You will almost certainly have to make some changes to your code in order to get it to work. Both the GNU Toolchain and VisualDSP++ contain many extensions to improve performance or make life easier for the developer. Unfortunately these also make life more difficult for the developer if they want to change toolchain. Converting your code can be trivial and quick, but for more complex code it can be prohibitively time-consuming.
There are six issues you may want to consider before continuing:
1- The Compiler Driver - As soon as you try and compile, you will notice that most of the command-line switches you are calling are completely different and you will need to check the GCC documentation to find the appropriate equivilant. The GNU compiler driver also treats file extensions differently than VDSP. For instance, many VDSP assembly files are .asm, however the compiler driver will not recognise it as such (preferring .s or .S) and will assume it is an object to be linked.

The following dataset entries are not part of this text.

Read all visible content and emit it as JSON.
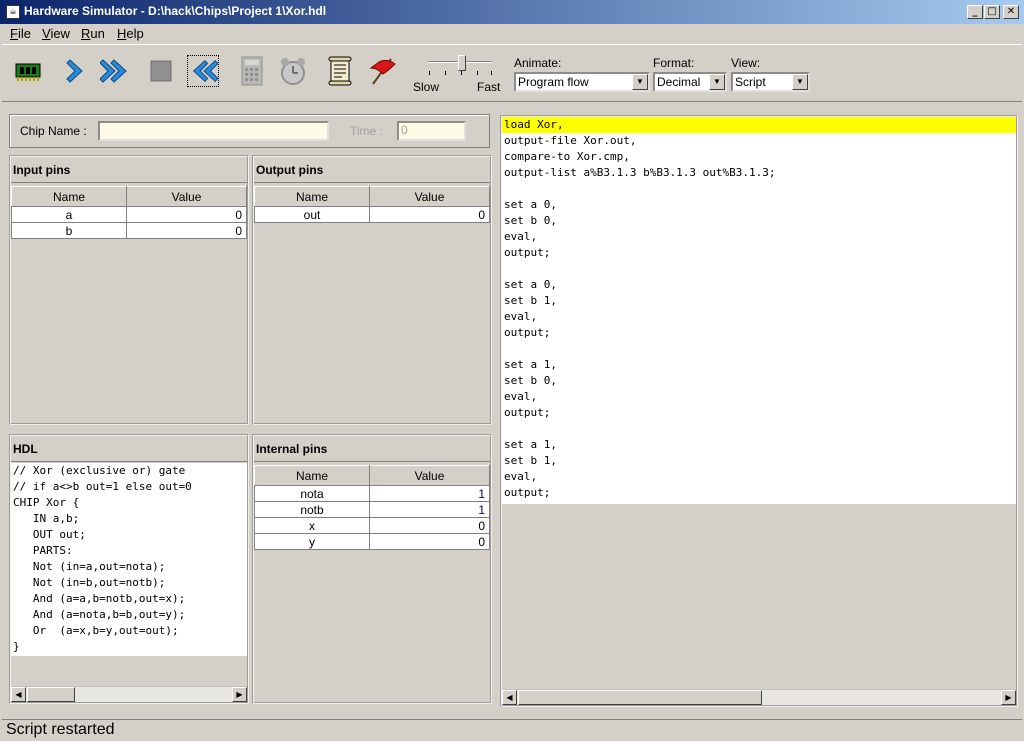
{
  "window": {
    "title": "Hardware Simulator - D:\\hack\\Chips\\Project 1\\Xor.hdl",
    "min": "_",
    "max": "□",
    "close": "✕"
  },
  "menu": {
    "file": "File",
    "view": "View",
    "run": "Run",
    "help": "Help"
  },
  "toolbar": {
    "speed_slow": "Slow",
    "speed_fast": "Fast",
    "animate_label": "Animate:",
    "animate_value": "Program flow",
    "format_label": "Format:",
    "format_value": "Decimal",
    "view_label": "View:",
    "view_value": "Script"
  },
  "chip": {
    "name_label": "Chip Name :",
    "name_value": "",
    "time_label": "Time :",
    "time_value": "0"
  },
  "input_pins": {
    "title": "Input pins",
    "headers": [
      "Name",
      "Value"
    ],
    "rows": [
      {
        "name": "a",
        "value": "0"
      },
      {
        "name": "b",
        "value": "0"
      }
    ]
  },
  "output_pins": {
    "title": "Output pins",
    "headers": [
      "Name",
      "Value"
    ],
    "rows": [
      {
        "name": "out",
        "value": "0"
      }
    ]
  },
  "hdl": {
    "title": "HDL",
    "lines": [
      "// Xor (exclusive or) gate",
      "// if a<>b out=1 else out=0",
      "CHIP Xor {",
      "   IN a,b;",
      "   OUT out;",
      "   PARTS:",
      "   Not (in=a,out=nota);",
      "   Not (in=b,out=notb);",
      "   And (a=a,b=notb,out=x);",
      "   And (a=nota,b=b,out=y);",
      "   Or  (a=x,b=y,out=out);",
      "}"
    ]
  },
  "internal_pins": {
    "title": "Internal pins",
    "headers": [
      "Name",
      "Value"
    ],
    "rows": [
      {
        "name": "nota",
        "value": "1"
      },
      {
        "name": "notb",
        "value": "1"
      },
      {
        "name": "x",
        "value": "0"
      },
      {
        "name": "y",
        "value": "0"
      }
    ]
  },
  "script": {
    "highlight_color": "#ffff00",
    "lines": [
      "load Xor,",
      "output-file Xor.out,",
      "compare-to Xor.cmp,",
      "output-list a%B3.1.3 b%B3.1.3 out%B3.1.3;",
      "",
      "set a 0,",
      "set b 0,",
      "eval,",
      "output;",
      "",
      "set a 0,",
      "set b 1,",
      "eval,",
      "output;",
      "",
      "set a 1,",
      "set b 0,",
      "eval,",
      "output;",
      "",
      "set a 1,",
      "set b 1,",
      "eval,",
      "output;"
    ]
  },
  "status": {
    "text": "Script restarted"
  },
  "icons": {
    "load_chip": "chip-icon",
    "single_step": "single-step-icon",
    "run": "run-icon",
    "stop": "stop-icon",
    "reset": "reset-icon",
    "calculator": "calculator-icon",
    "clock": "clock-icon",
    "script": "script-icon",
    "breakpoint": "flag-icon"
  }
}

2- The Compiler - As already mentioned, there are many extensions in both compilers and equivilants will need to be found if they have been used. Additionally, built-ins will need to be checked to ensure they use the same syntax. Other considerations are pragmas (GCC tends to use attributes instead) and inline assembly.
3- The Assembler - If your code contains hand written assembly, you will need to make various changes to make GAS accept it. For instance, GAS doesn't accept the LO/HI or BITPOS builtins, as well as various other directive extensions.
4- The Linker - Again, the linker command line syntax is different, but you also can't control memory placement like you do in a VDSP LDF if you're running under Linux. Although there is equivilent (but differently syntaxed) linker script functionality for the GNU linker if you're running on bare-metal.
5- Libraries - If your code depends on libraries, you will need to ensure an equivilant library exists for blackfin linux.
6- Bare-Metal vs Linux - Running code under Linux is fundamentally different to running code on bare metal, like you do with VisualDSP++. Since your code will be running in userspace, you can't talk directly to the hardware. Instead the kernel manages the hardware and user mode applications have to talk to the hardware via a kernel driver. The kernel also manages memory placement, meaning the application doesn't know where data has been placed. If your algorithm relies on specific relative placement of certain data structures controlled by your LDF, you may run in to problems.
If all of that hasn't scared you off, then you have some reading to do. The following link gives a much more in depth look at exactly what needs to be done in order to port your code.
Feel free to ask for advice on any specific problems you're having that aren't addressed by the link above.